All records below should be repeated exactly, with the pictures left out.

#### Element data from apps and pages
>>>

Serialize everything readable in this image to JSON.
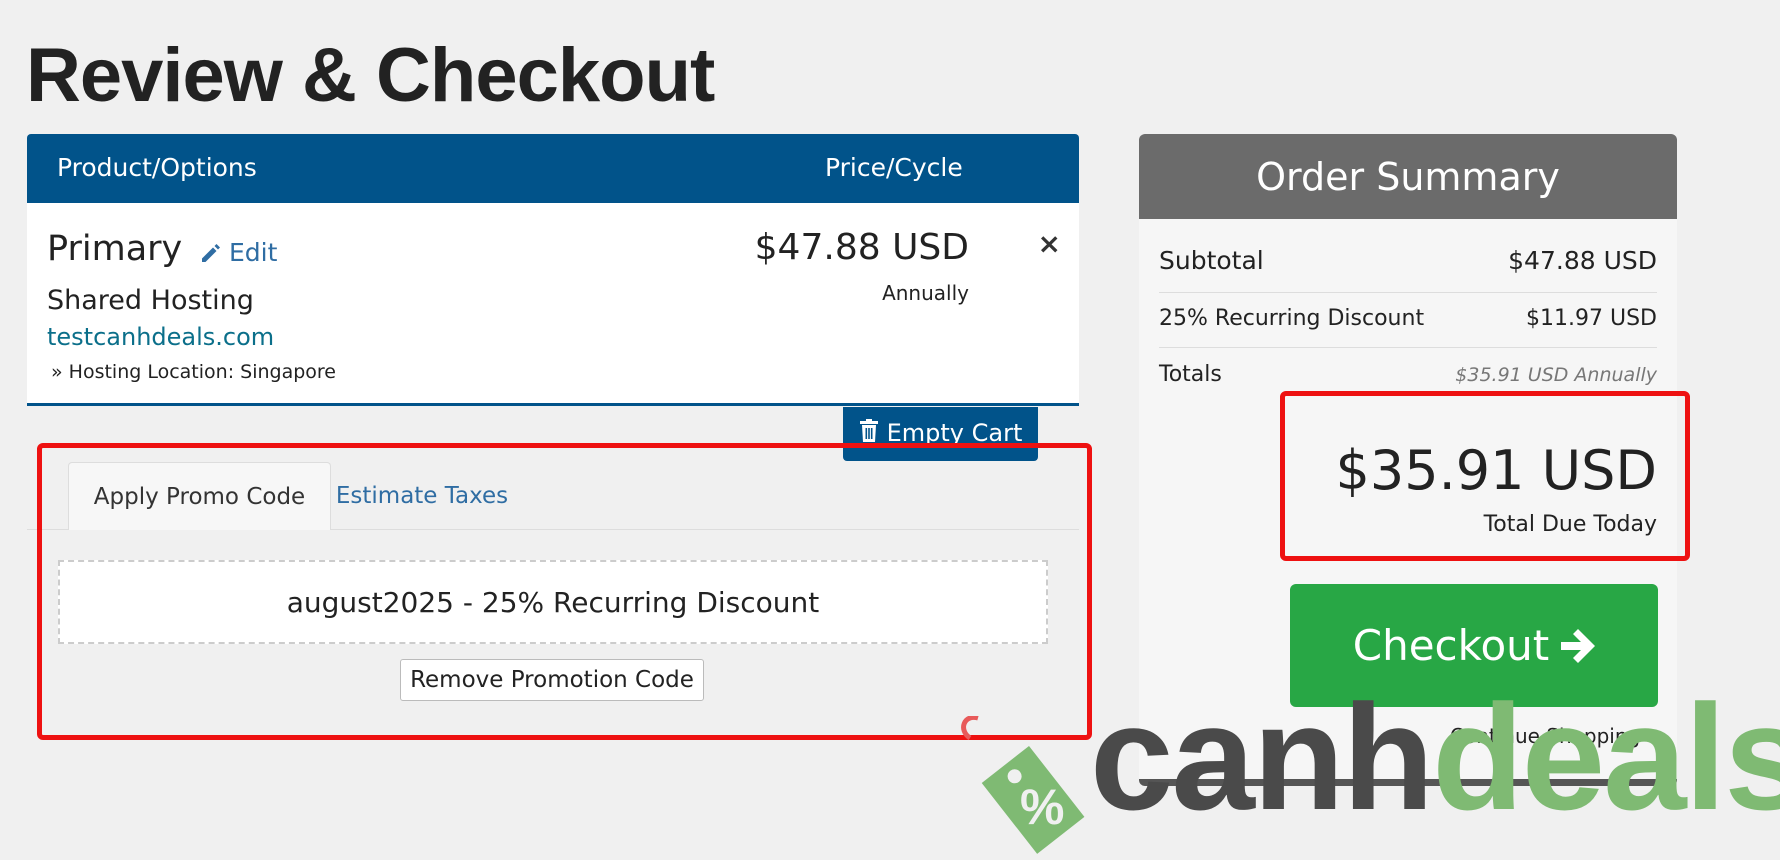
{
  "page": {
    "title": "Review & Checkout"
  },
  "cart": {
    "headers": {
      "product": "Product/Options",
      "price": "Price/Cycle"
    },
    "item": {
      "name": "Primary",
      "edit_label": "Edit",
      "group": "Shared Hosting",
      "domain": "testcanhdeals.com",
      "option": "» Hosting Location: Singapore",
      "price": "$47.88 USD",
      "cycle": "Annually",
      "remove_icon": "×"
    },
    "empty_cart_label": "Empty Cart"
  },
  "promo": {
    "tabs": [
      {
        "label": "Apply Promo Code",
        "active": true
      },
      {
        "label": "Estimate Taxes",
        "active": false
      }
    ],
    "applied_code": "august2025 - 25% Recurring Discount",
    "remove_label": "Remove Promotion Code"
  },
  "summary": {
    "title": "Order Summary",
    "subtotal_label": "Subtotal",
    "subtotal_value": "$47.88 USD",
    "discount_label": "25% Recurring Discount",
    "discount_value": "$11.97 USD",
    "totals_label": "Totals",
    "totals_value": "$35.91 USD Annually",
    "total_due": "$35.91 USD",
    "total_due_label": "Total Due Today",
    "checkout_label": "Checkout",
    "continue_label": "Continue Shopping"
  },
  "watermark": {
    "part1": "canh",
    "part2": "deals",
    "tag_symbol": "%"
  },
  "colors": {
    "header_blue": "#01538a",
    "checkout_green": "#28a745",
    "highlight_red": "#ee1111",
    "summary_header": "#6b6b6b"
  }
}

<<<

#### ANSWER TO THE PROBLEM
Serialize everything readable in this image to JSON.
{
  "page": {
    "title": "Review & Checkout"
  },
  "cart": {
    "headers": {
      "product": "Product/Options",
      "price": "Price/Cycle"
    },
    "item": {
      "name": "Primary",
      "edit_label": "Edit",
      "group": "Shared Hosting",
      "domain": "testcanhdeals.com",
      "option": "» Hosting Location: Singapore",
      "price": "$47.88 USD",
      "cycle": "Annually",
      "remove_icon": "×"
    },
    "empty_cart_label": "Empty Cart"
  },
  "promo": {
    "tabs": [
      {
        "label": "Apply Promo Code",
        "active": true
      },
      {
        "label": "Estimate Taxes",
        "active": false
      }
    ],
    "applied_code": "august2025 - 25% Recurring Discount",
    "remove_label": "Remove Promotion Code"
  },
  "summary": {
    "title": "Order Summary",
    "subtotal_label": "Subtotal",
    "subtotal_value": "$47.88 USD",
    "discount_label": "25% Recurring Discount",
    "discount_value": "$11.97 USD",
    "totals_label": "Totals",
    "totals_value": "$35.91 USD Annually",
    "total_due": "$35.91 USD",
    "total_due_label": "Total Due Today",
    "checkout_label": "Checkout",
    "continue_label": "Continue Shopping"
  },
  "watermark": {
    "part1": "canh",
    "part2": "deals",
    "tag_symbol": "%"
  },
  "colors": {
    "header_blue": "#01538a",
    "checkout_green": "#28a745",
    "highlight_red": "#ee1111",
    "summary_header": "#6b6b6b"
  }
}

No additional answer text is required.